## How to complete this task
Copy out each line of the listing below where the string "Support" appears.

---------- Listed entries ----------

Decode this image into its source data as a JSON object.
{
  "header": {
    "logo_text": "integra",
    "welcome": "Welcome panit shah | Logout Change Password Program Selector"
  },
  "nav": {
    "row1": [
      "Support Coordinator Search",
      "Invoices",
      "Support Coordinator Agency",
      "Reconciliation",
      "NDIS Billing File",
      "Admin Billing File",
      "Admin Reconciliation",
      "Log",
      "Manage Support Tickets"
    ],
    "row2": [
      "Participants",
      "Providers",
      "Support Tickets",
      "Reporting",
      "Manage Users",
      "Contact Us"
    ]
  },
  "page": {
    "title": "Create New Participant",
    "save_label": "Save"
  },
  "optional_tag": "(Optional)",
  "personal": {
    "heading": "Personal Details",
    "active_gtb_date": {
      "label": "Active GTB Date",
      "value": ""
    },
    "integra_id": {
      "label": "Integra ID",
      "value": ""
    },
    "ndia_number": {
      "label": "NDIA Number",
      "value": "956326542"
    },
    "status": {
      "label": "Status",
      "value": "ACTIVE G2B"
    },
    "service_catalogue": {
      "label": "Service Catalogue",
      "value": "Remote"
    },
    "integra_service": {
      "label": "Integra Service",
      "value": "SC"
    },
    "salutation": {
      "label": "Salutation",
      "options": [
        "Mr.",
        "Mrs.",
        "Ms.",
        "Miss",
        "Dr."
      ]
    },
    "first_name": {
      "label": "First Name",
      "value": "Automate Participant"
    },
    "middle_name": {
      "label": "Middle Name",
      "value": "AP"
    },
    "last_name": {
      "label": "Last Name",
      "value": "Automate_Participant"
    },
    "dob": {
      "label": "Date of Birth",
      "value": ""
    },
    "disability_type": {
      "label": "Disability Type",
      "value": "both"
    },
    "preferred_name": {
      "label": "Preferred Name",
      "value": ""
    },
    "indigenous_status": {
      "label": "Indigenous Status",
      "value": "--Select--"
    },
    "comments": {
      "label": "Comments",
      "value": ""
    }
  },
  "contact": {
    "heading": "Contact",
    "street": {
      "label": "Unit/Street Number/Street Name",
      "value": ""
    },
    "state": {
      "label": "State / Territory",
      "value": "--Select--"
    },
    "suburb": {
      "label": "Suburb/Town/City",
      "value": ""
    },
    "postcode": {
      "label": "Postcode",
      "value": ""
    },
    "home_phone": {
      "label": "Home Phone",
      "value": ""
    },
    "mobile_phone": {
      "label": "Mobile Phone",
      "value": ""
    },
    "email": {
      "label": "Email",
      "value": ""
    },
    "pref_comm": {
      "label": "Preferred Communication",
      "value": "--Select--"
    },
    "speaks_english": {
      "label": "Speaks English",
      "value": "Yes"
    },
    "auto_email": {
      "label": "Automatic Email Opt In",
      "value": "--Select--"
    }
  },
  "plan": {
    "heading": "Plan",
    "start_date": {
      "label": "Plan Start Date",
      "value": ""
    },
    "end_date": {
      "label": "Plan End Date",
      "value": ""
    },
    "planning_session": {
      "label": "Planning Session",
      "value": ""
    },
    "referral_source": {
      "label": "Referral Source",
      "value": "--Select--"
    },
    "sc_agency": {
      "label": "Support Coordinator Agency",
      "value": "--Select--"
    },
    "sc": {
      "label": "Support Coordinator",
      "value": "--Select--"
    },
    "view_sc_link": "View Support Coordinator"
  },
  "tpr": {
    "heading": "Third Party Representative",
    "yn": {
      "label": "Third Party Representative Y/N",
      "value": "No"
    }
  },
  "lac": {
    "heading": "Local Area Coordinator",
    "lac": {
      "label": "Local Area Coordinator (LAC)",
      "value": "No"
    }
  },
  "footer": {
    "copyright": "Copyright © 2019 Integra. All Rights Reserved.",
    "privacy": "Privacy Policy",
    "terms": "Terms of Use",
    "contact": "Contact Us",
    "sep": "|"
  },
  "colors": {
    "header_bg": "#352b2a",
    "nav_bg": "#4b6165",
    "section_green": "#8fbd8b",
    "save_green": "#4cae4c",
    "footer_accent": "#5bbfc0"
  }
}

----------

## Task solution
      "Support Coordinator Search",
      "Support Coordinator Agency",
      "Manage Support Tickets"
      "Support Tickets",
      "label": "Support Coordinator Agency",
      "label": "Support Coordinator",
    "view_sc_link": "View Support Coordinator"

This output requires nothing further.